Supplied data START

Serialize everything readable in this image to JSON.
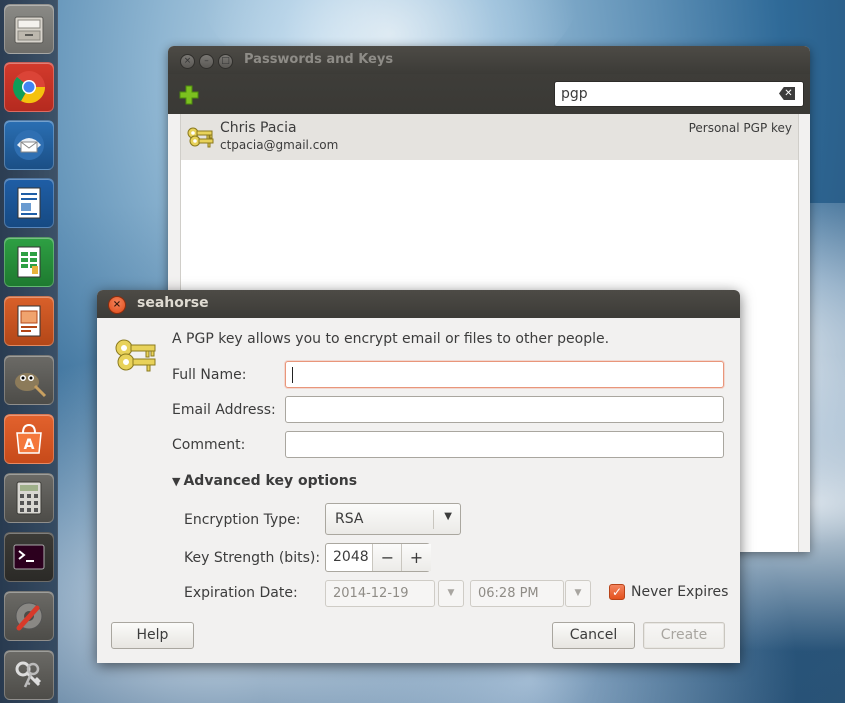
{
  "launcher": {
    "items": [
      {
        "name": "files-icon"
      },
      {
        "name": "chrome-icon"
      },
      {
        "name": "thunderbird-icon"
      },
      {
        "name": "writer-icon"
      },
      {
        "name": "calc-icon"
      },
      {
        "name": "impress-icon"
      },
      {
        "name": "gimp-icon"
      },
      {
        "name": "software-center-icon"
      },
      {
        "name": "calculator-icon"
      },
      {
        "name": "terminal-icon"
      },
      {
        "name": "system-settings-icon"
      },
      {
        "name": "passwords-keys-icon"
      }
    ]
  },
  "main_window": {
    "title": "Passwords and Keys",
    "search": {
      "value": "pgp"
    },
    "keys": [
      {
        "name": "Chris Pacia",
        "email": "ctpacia@gmail.com",
        "type": "Personal PGP key"
      }
    ]
  },
  "dialog": {
    "title": "seahorse",
    "intro": "A PGP key allows you to encrypt email or files to other people.",
    "full_name_label": "Full Name:",
    "full_name_value": "",
    "email_label": "Email Address:",
    "email_value": "",
    "comment_label": "Comment:",
    "comment_value": "",
    "advanced_label": "Advanced key options",
    "encryption_type_label": "Encryption Type:",
    "encryption_type_value": "RSA",
    "key_strength_label": "Key Strength (bits):",
    "key_strength_value": "2048",
    "minus": "−",
    "plus": "+",
    "expiration_label": "Expiration Date:",
    "expiration_date": "2014-12-19",
    "expiration_time": "06:28 PM",
    "never_expires_label": "Never Expires",
    "never_expires_checked": true,
    "help_button": "Help",
    "cancel_button": "Cancel",
    "create_button": "Create"
  },
  "colors": {
    "accent": "#e4521e",
    "titlebar": "#3c3b37"
  }
}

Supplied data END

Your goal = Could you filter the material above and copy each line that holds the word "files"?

Response for this exercise =
        "name": "files-icon"
    "intro": "A PGP key allows you to encrypt email or files to other people.",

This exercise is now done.